* Instructions to follow: Say how many lines in the records include the string "placeholder", adding no other words.

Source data
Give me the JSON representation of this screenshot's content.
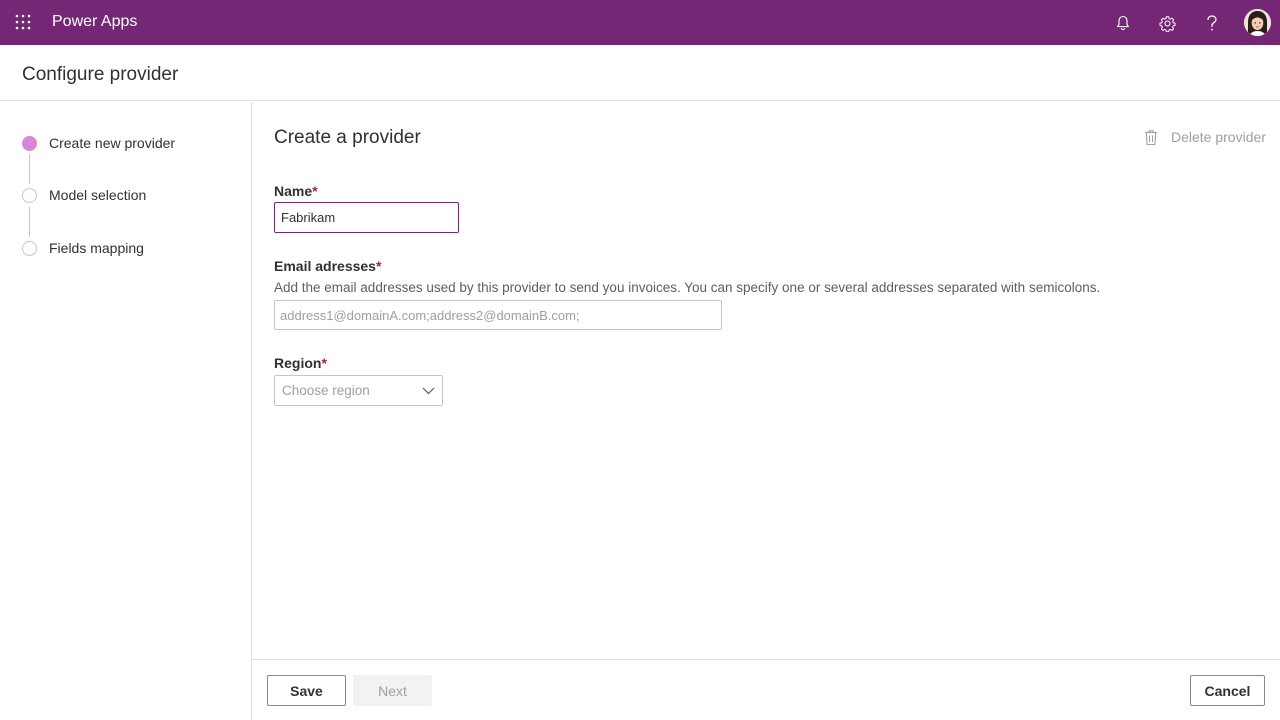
{
  "app": {
    "title": "Power Apps",
    "brand_color": "#742774",
    "icons": [
      "waffle-icon",
      "bell-icon",
      "gear-icon",
      "help-icon",
      "avatar"
    ]
  },
  "page": {
    "title": "Configure provider"
  },
  "stepper": {
    "steps": [
      {
        "label": "Create new provider",
        "active": true
      },
      {
        "label": "Model selection",
        "active": false
      },
      {
        "label": "Fields mapping",
        "active": false
      }
    ],
    "active_color": "#d986d9"
  },
  "form": {
    "title": "Create a provider",
    "delete_label": "Delete provider",
    "required_marker": "*",
    "name": {
      "label": "Name",
      "value": "Fabrikam"
    },
    "email": {
      "label": "Email adresses",
      "help": "Add the email addresses used by this provider to send you invoices. You can specify one or several addresses separated with semicolons.",
      "placeholder": "address1@domainA.com;address2@domainB.com;",
      "value": ""
    },
    "region": {
      "label": "Region",
      "placeholder": "Choose region"
    }
  },
  "footer": {
    "save_label": "Save",
    "next_label": "Next",
    "cancel_label": "Cancel"
  }
}
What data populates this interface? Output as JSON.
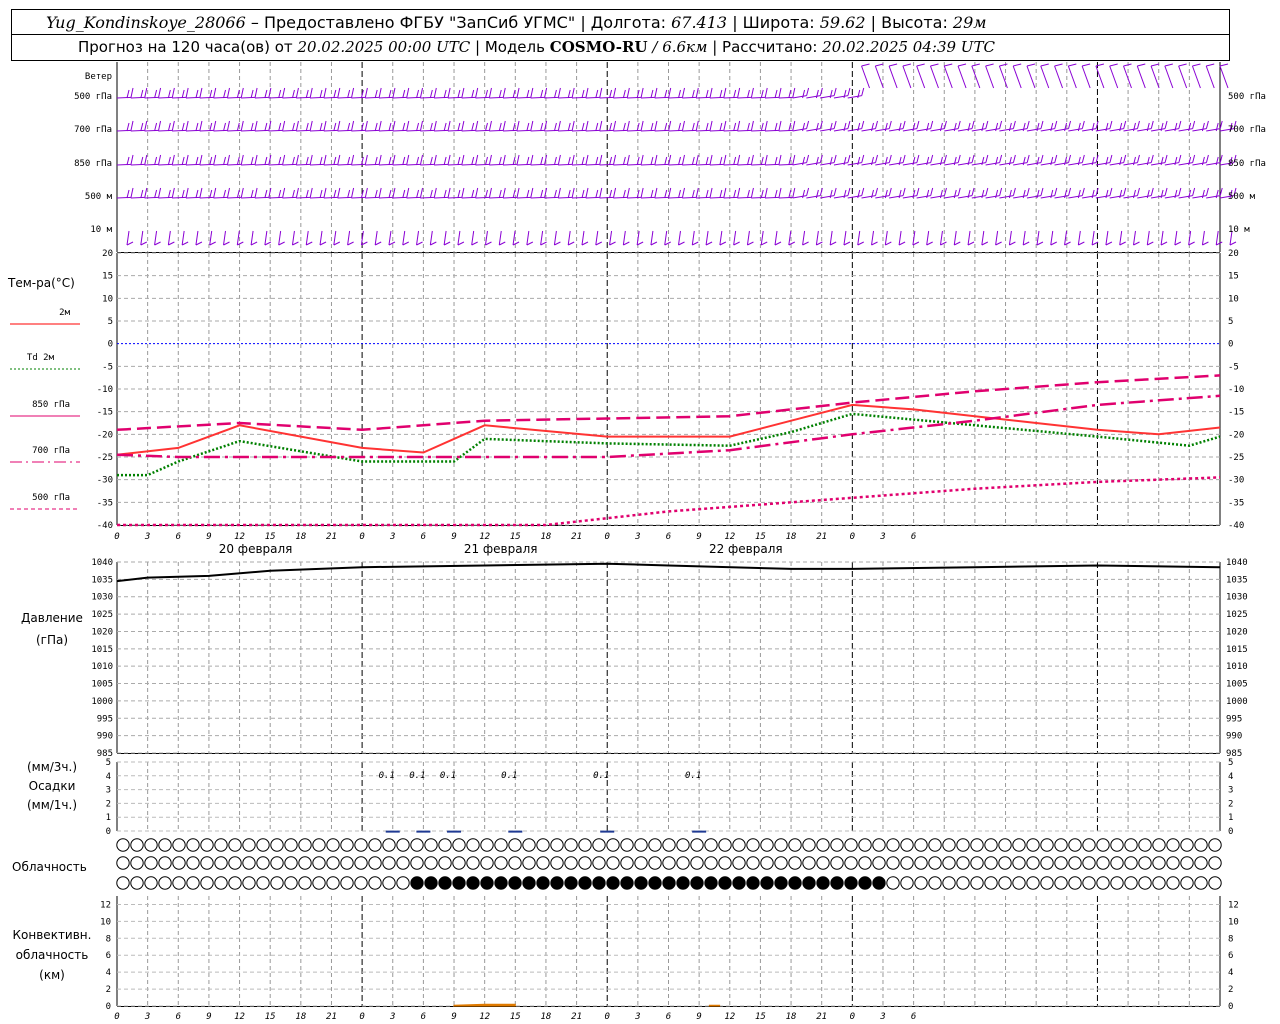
{
  "header": {
    "station": "Yug_Kondinskoye_28066",
    "provider": "– Предоставлено ФГБУ \"ЗапСиб УГМС\"",
    "lon_label": "| Долгота:",
    "lon": "67.413",
    "lat_label": "| Широта:",
    "lat": "59.62",
    "alt_label": "| Высота:",
    "alt": "29м",
    "forecast_prefix": "Прогноз на 120 часа(ов) от",
    "run_time": "20.02.2025 00:00 UTC",
    "model_label": "| Модель",
    "model": "COSMO-RU",
    "resolution": "/ 6.6км",
    "calc_label": "| Рассчитано:",
    "calc_time": "20.02.2025 04:39 UTC"
  },
  "labels": {
    "wind": "Ветер",
    "levels": [
      "500 гПа",
      "700 гПа",
      "850 гПа",
      "500 м",
      "10 м"
    ],
    "temp_title": "Тем-ра(°С)",
    "legend": [
      {
        "label": "2м",
        "color": "#ff0000",
        "dash": ""
      },
      {
        "label": "Td 2м",
        "color": "#008000",
        "dash": "2,2"
      },
      {
        "label": "850 гПа",
        "color": "#e0006e",
        "dash": ""
      },
      {
        "label": "700 гПа",
        "color": "#e0006e",
        "dash": "12,4,2,4"
      },
      {
        "label": "500 гПа",
        "color": "#e0006e",
        "dash": "4,3"
      }
    ],
    "pressure_title": [
      "Давление",
      "(гПа)"
    ],
    "precip_title": [
      "(мм/3ч.)",
      "Осадки",
      "(мм/1ч.)"
    ],
    "cloud_title": "Облачность",
    "conv_title": [
      "Конвективн.",
      "облачность",
      "(км)"
    ],
    "days": [
      "20 февраля",
      "21 февраля",
      "22 февраля"
    ],
    "hour_ticks": [
      "0",
      "3",
      "6",
      "9",
      "12",
      "15",
      "18",
      "21",
      "0",
      "3",
      "6",
      "9",
      "12",
      "15",
      "18",
      "21",
      "0",
      "3",
      "6",
      "9",
      "12",
      "15",
      "18",
      "21",
      "0",
      "3",
      "6"
    ]
  },
  "colors": {
    "wind": "#8a00d4",
    "t2m": "#ff3333",
    "td2m": "#008000",
    "upper": "#e0006e",
    "zero": "#0000ff",
    "precip": "#1f3a93",
    "conv": "#e07a00"
  },
  "chart_data": [
    {
      "type": "line",
      "panel": "temperature",
      "title": "Тем-ра(°С)",
      "x_unit": "hours since 20.02.2025 00:00 UTC",
      "ylim": [
        -40,
        20
      ],
      "yticks": [
        20,
        15,
        10,
        5,
        0,
        -5,
        -10,
        -15,
        -20,
        -25,
        -30,
        -35,
        -40
      ],
      "series": [
        {
          "name": "2м",
          "x": [
            0,
            6,
            12,
            24,
            30,
            36,
            48,
            60,
            66,
            72,
            78,
            84,
            90,
            96,
            102,
            108
          ],
          "values": [
            -24.5,
            -23,
            -18,
            -23,
            -24,
            -18,
            -20.5,
            -20.5,
            -17,
            -13.5,
            -14.5,
            -16,
            -17.5,
            -19,
            -20,
            -18.5
          ]
        },
        {
          "name": "Td 2м",
          "x": [
            0,
            3,
            6,
            12,
            24,
            33,
            36,
            48,
            60,
            66,
            72,
            84,
            96,
            105,
            108
          ],
          "values": [
            -29,
            -29,
            -26,
            -21.5,
            -26,
            -26,
            -21,
            -22,
            -22.5,
            -19.5,
            -15.5,
            -18,
            -20.5,
            -22.5,
            -20.5
          ]
        },
        {
          "name": "850 гПа",
          "x": [
            0,
            12,
            24,
            36,
            48,
            60,
            72,
            84,
            96,
            108
          ],
          "values": [
            -19,
            -17.5,
            -19,
            -17,
            -16.5,
            -16,
            -13,
            -10.5,
            -8.5,
            -7
          ]
        },
        {
          "name": "700 гПа",
          "x": [
            0,
            6,
            12,
            24,
            36,
            48,
            60,
            72,
            84,
            96,
            108
          ],
          "values": [
            -24.5,
            -25,
            -25,
            -25,
            -25,
            -25,
            -23.5,
            -20,
            -17,
            -13.5,
            -11.5
          ]
        },
        {
          "name": "500 гПа",
          "x": [
            0,
            6,
            12,
            24,
            36,
            42,
            48,
            54,
            60,
            66,
            72,
            84,
            96,
            108
          ],
          "values": [
            -40,
            -40,
            -40,
            -40,
            -40,
            -40,
            -38.5,
            -37,
            -36,
            -35,
            -34,
            -32,
            -30.5,
            -29.5
          ]
        }
      ]
    },
    {
      "type": "line",
      "panel": "pressure",
      "title": "Давление (гПа)",
      "ylim": [
        985,
        1040
      ],
      "yticks": [
        1040,
        1035,
        1030,
        1025,
        1020,
        1015,
        1010,
        1005,
        1000,
        995,
        990,
        985
      ],
      "series": [
        {
          "name": "Давление",
          "x": [
            0,
            3,
            9,
            15,
            24,
            36,
            48,
            54,
            66,
            72,
            84,
            96,
            108
          ],
          "values": [
            1034.5,
            1035.5,
            1036,
            1037.5,
            1038.5,
            1039,
            1039.5,
            1039,
            1038,
            1038,
            1038.5,
            1039,
            1038.5
          ]
        }
      ]
    },
    {
      "type": "bar",
      "panel": "precipitation",
      "title": "Осадки (мм/3ч.)",
      "ylim": [
        0,
        5
      ],
      "x": [
        27,
        30,
        33,
        39,
        48,
        57
      ],
      "values": [
        0.1,
        0.1,
        0.1,
        0.1,
        0.1,
        0.1
      ],
      "labels": [
        "0.1",
        "0.1",
        "0.1",
        "0.1",
        "0.1",
        "0.1"
      ]
    },
    {
      "type": "table",
      "panel": "cloudiness",
      "title": "Облачность",
      "rows": [
        "upper",
        "middle",
        "lower"
      ],
      "steps_per_row": 80,
      "overcast_lower_from_step": 21,
      "overcast_lower_to_step": 54
    },
    {
      "type": "area",
      "panel": "convective",
      "title": "Конвективн. облачность (км)",
      "ylim": [
        0,
        13
      ],
      "yticks": [
        12,
        10,
        8,
        6,
        4,
        2,
        0
      ],
      "series": [
        {
          "name": "Конвективн. облачность",
          "x": [
            33,
            36,
            39
          ],
          "values": [
            0.1,
            0.2,
            0.2
          ]
        },
        {
          "name": "Конвективн. облачность",
          "x": [
            58,
            59
          ],
          "values": [
            0.1,
            0.1
          ]
        }
      ]
    }
  ]
}
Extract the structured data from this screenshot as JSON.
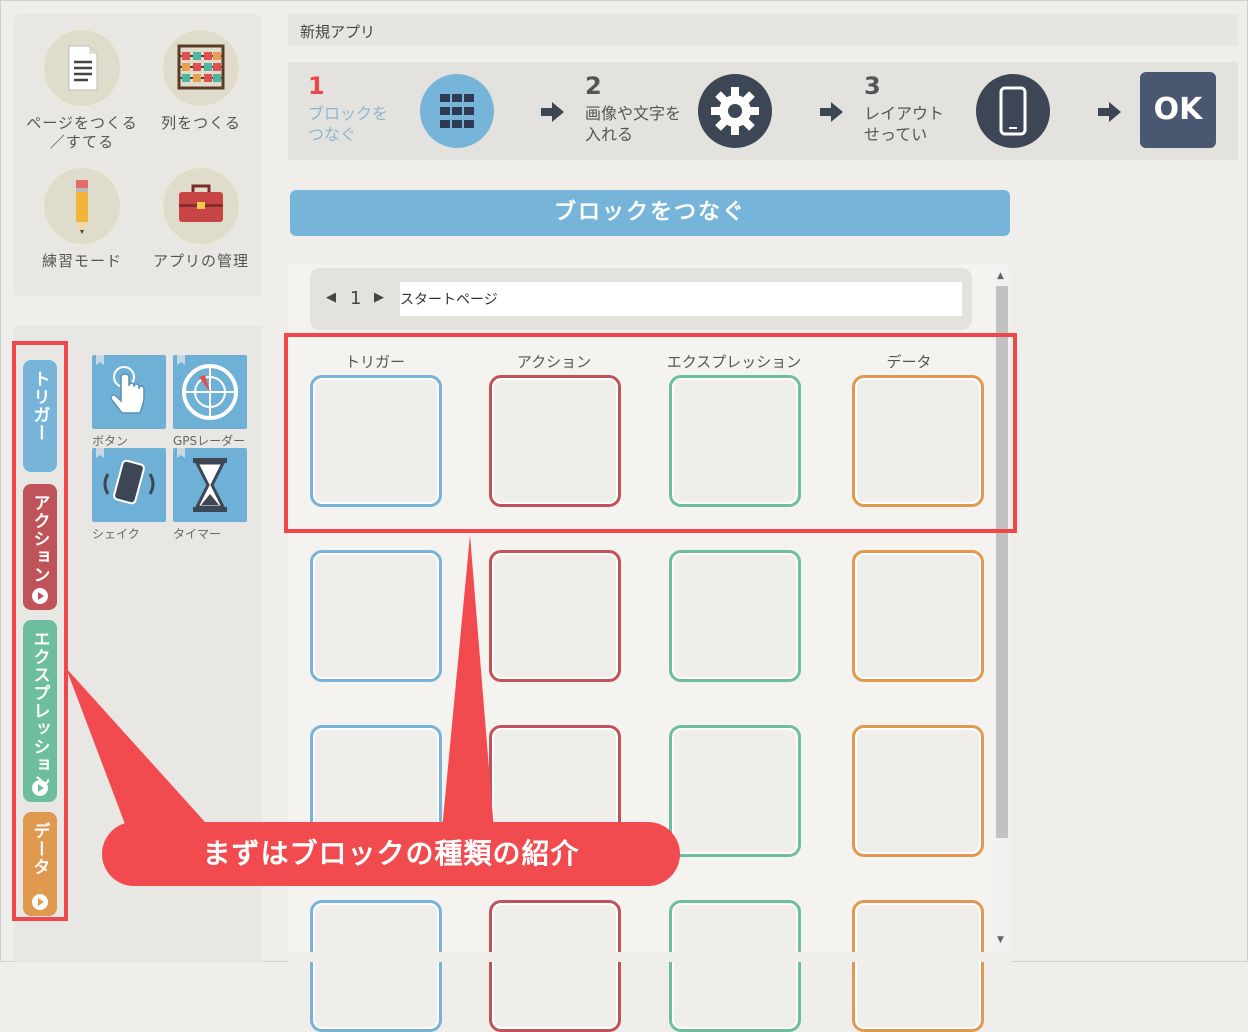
{
  "menu": {
    "items": [
      {
        "label_line1": "ページをつくる",
        "label_line2": "／すてる",
        "icon": "document-icon"
      },
      {
        "label_line1": "列をつくる",
        "label_line2": "",
        "icon": "abacus-icon"
      },
      {
        "label_line1": "練習モード",
        "label_line2": "",
        "icon": "pencil-icon"
      },
      {
        "label_line1": "アプリの管理",
        "label_line2": "",
        "icon": "toolbox-icon"
      }
    ]
  },
  "sidebar": {
    "categories": [
      {
        "label": "トリガー",
        "color": "#76b4d9"
      },
      {
        "label": "アクション",
        "color": "#c0525a"
      },
      {
        "label": "エクスプレッション",
        "color": "#6dbd9f"
      },
      {
        "label": "データ",
        "color": "#e0994f"
      }
    ],
    "blocks": [
      {
        "label": "ボタン",
        "icon": "tap-hand-icon"
      },
      {
        "label": "GPSレーダー",
        "icon": "gps-radar-icon"
      },
      {
        "label": "シェイク",
        "icon": "shake-phone-icon"
      },
      {
        "label": "タイマー",
        "icon": "hourglass-icon"
      }
    ]
  },
  "header": {
    "app_title": "新規アプリ"
  },
  "steps": [
    {
      "num": "1",
      "line1": "ブロックを",
      "line2": "つなぐ",
      "active": true
    },
    {
      "num": "2",
      "line1": "画像や文字を",
      "line2": "入れる",
      "active": false
    },
    {
      "num": "3",
      "line1": "レイアウト",
      "line2": "せってい",
      "active": false
    }
  ],
  "ok_label": "OK",
  "banner_title": "ブロックをつなぐ",
  "pager": {
    "prev": "◀",
    "page": "1",
    "next": "▶",
    "page_name": "スタートページ"
  },
  "columns": [
    {
      "label": "トリガー",
      "color": "#76b4d9"
    },
    {
      "label": "アクション",
      "color": "#c0525a"
    },
    {
      "label": "エクスプレッション",
      "color": "#6dbd9f"
    },
    {
      "label": "データ",
      "color": "#e0994f"
    }
  ],
  "scroll": {
    "up": "▲",
    "down": "▼"
  },
  "callout": "まずはブロックの種類の紹介",
  "colors": {
    "accent_blue": "#76b4d9",
    "action_red": "#c0525a",
    "expression_green": "#6dbd9f",
    "data_orange": "#e0994f",
    "annotation_red": "#f0474a",
    "dark_navy": "#4a5770"
  }
}
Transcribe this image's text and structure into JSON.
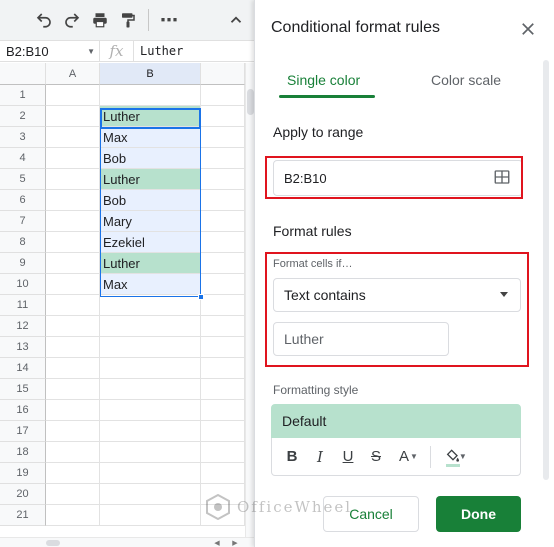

* Response box: 2